SOURCE DATA:
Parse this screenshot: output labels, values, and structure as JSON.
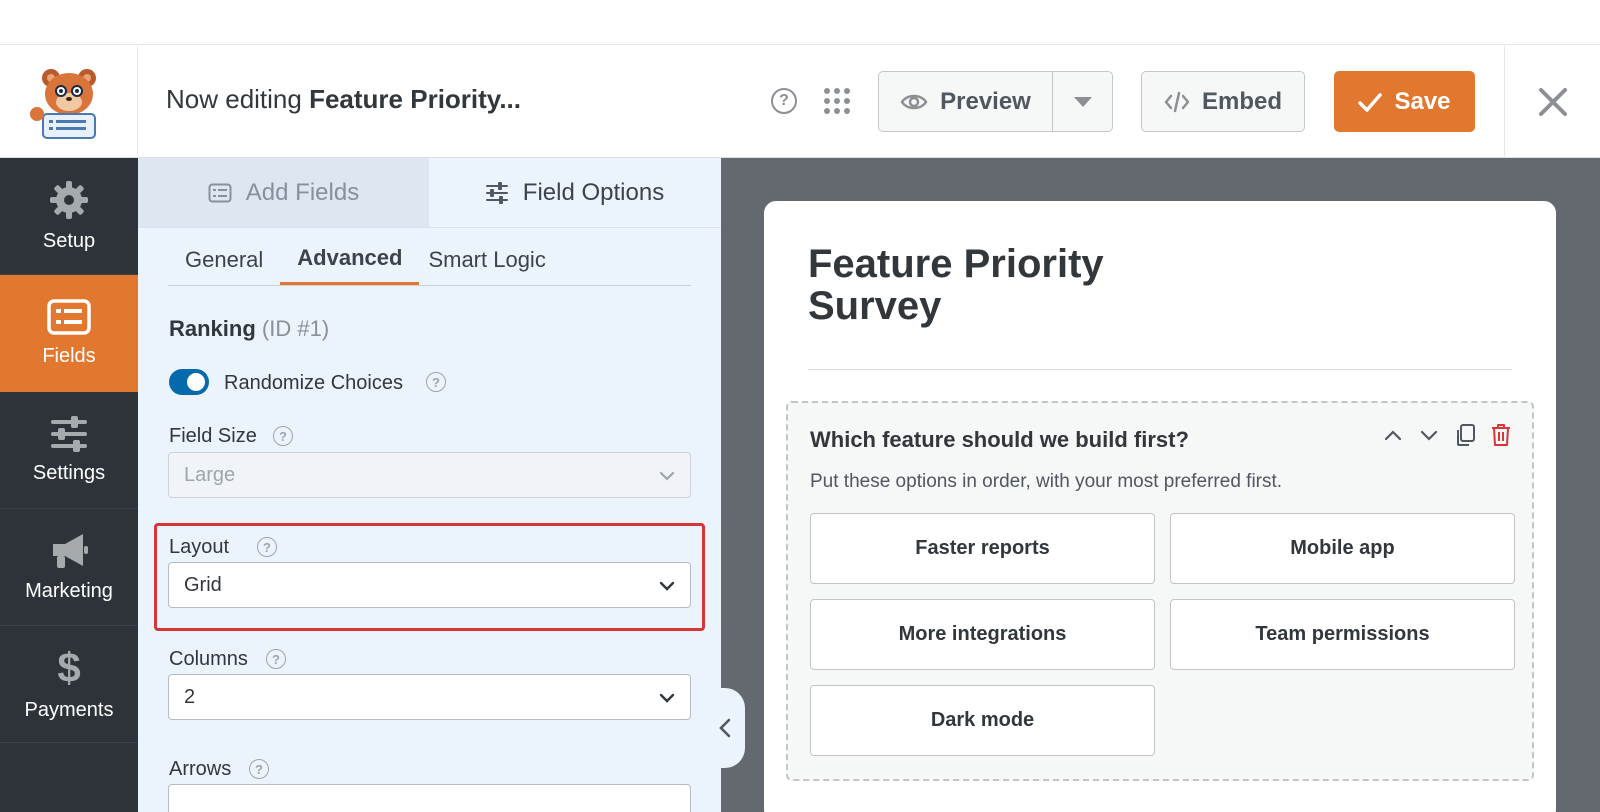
{
  "header": {
    "editing_prefix": "Now editing",
    "form_name": "Feature Priority...",
    "preview_label": "Preview",
    "embed_label": "Embed",
    "save_label": "Save"
  },
  "sidebar": {
    "items": [
      {
        "label": "Setup",
        "icon": "gear-icon"
      },
      {
        "label": "Fields",
        "icon": "list-icon",
        "active": true
      },
      {
        "label": "Settings",
        "icon": "sliders-icon"
      },
      {
        "label": "Marketing",
        "icon": "megaphone-icon"
      },
      {
        "label": "Payments",
        "icon": "dollar-icon"
      }
    ]
  },
  "panel": {
    "tabs": {
      "add_fields": "Add Fields",
      "field_options": "Field Options"
    },
    "subtabs": {
      "general": "General",
      "advanced": "Advanced",
      "smart_logic": "Smart Logic"
    },
    "field_name": "Ranking",
    "field_id": "(ID #1)",
    "randomize_label": "Randomize Choices",
    "randomize_on": true,
    "field_size_label": "Field Size",
    "field_size_value": "Large",
    "layout_label": "Layout",
    "layout_value": "Grid",
    "columns_label": "Columns",
    "columns_value": "2",
    "arrows_label": "Arrows"
  },
  "preview": {
    "form_title": "Feature Priority Survey",
    "question": "Which feature should we build first?",
    "description": "Put these options in order, with your most preferred first.",
    "options": [
      "Faster reports",
      "Mobile app",
      "More integrations",
      "Team permissions",
      "Dark mode"
    ]
  },
  "colors": {
    "accent": "#e27730",
    "sidebar_bg": "#2d3338",
    "panel_bg": "#ebf3fc",
    "highlight": "#d63638",
    "toggle": "#056aab",
    "delete": "#d63638"
  }
}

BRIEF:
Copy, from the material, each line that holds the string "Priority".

ANSWER AREA:
    "form_name": "Feature Priority...",
    "form_title": "Feature Priority Survey",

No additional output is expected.